▶ _PROBLEM DETAILS_:
In the entries below, find the lines that contain the word "icon" and copy them.

--- DATASET EXCERPTS Enclosed Below ---

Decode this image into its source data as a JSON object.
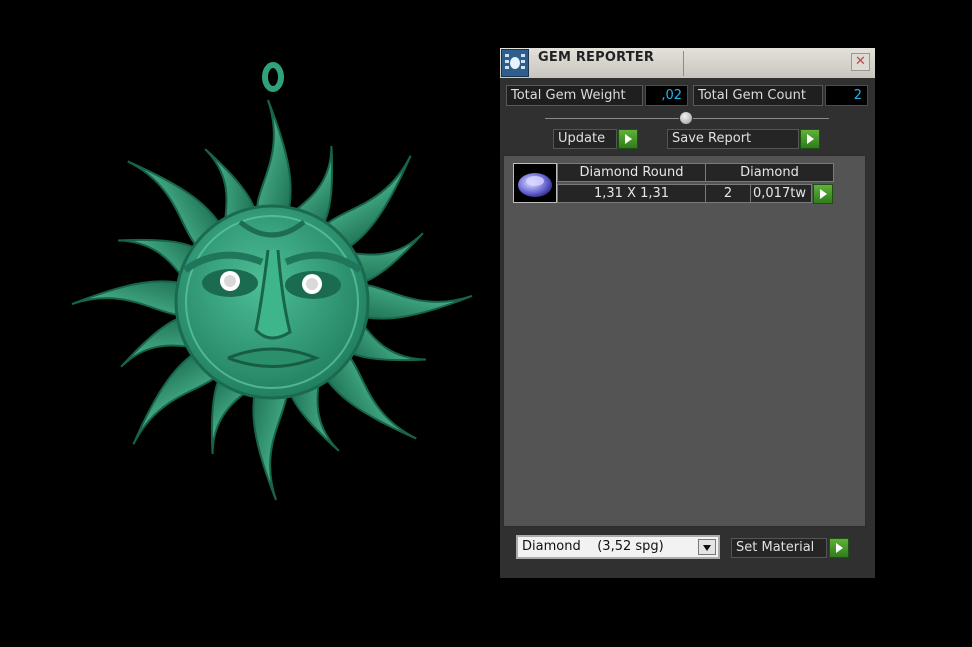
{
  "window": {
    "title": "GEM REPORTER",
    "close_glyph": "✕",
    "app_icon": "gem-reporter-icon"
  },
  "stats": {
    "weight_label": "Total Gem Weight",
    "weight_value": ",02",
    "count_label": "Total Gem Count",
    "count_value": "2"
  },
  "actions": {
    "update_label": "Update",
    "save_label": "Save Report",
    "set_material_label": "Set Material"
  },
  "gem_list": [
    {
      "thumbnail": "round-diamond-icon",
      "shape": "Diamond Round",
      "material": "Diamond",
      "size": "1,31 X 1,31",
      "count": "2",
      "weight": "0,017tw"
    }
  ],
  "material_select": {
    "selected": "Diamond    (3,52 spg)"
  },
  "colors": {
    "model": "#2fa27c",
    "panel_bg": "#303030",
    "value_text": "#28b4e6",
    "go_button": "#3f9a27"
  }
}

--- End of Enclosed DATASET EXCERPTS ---

▶ _EXERCISE ANSWER_:
    "app_icon": "gem-reporter-icon"
      "thumbnail": "round-diamond-icon",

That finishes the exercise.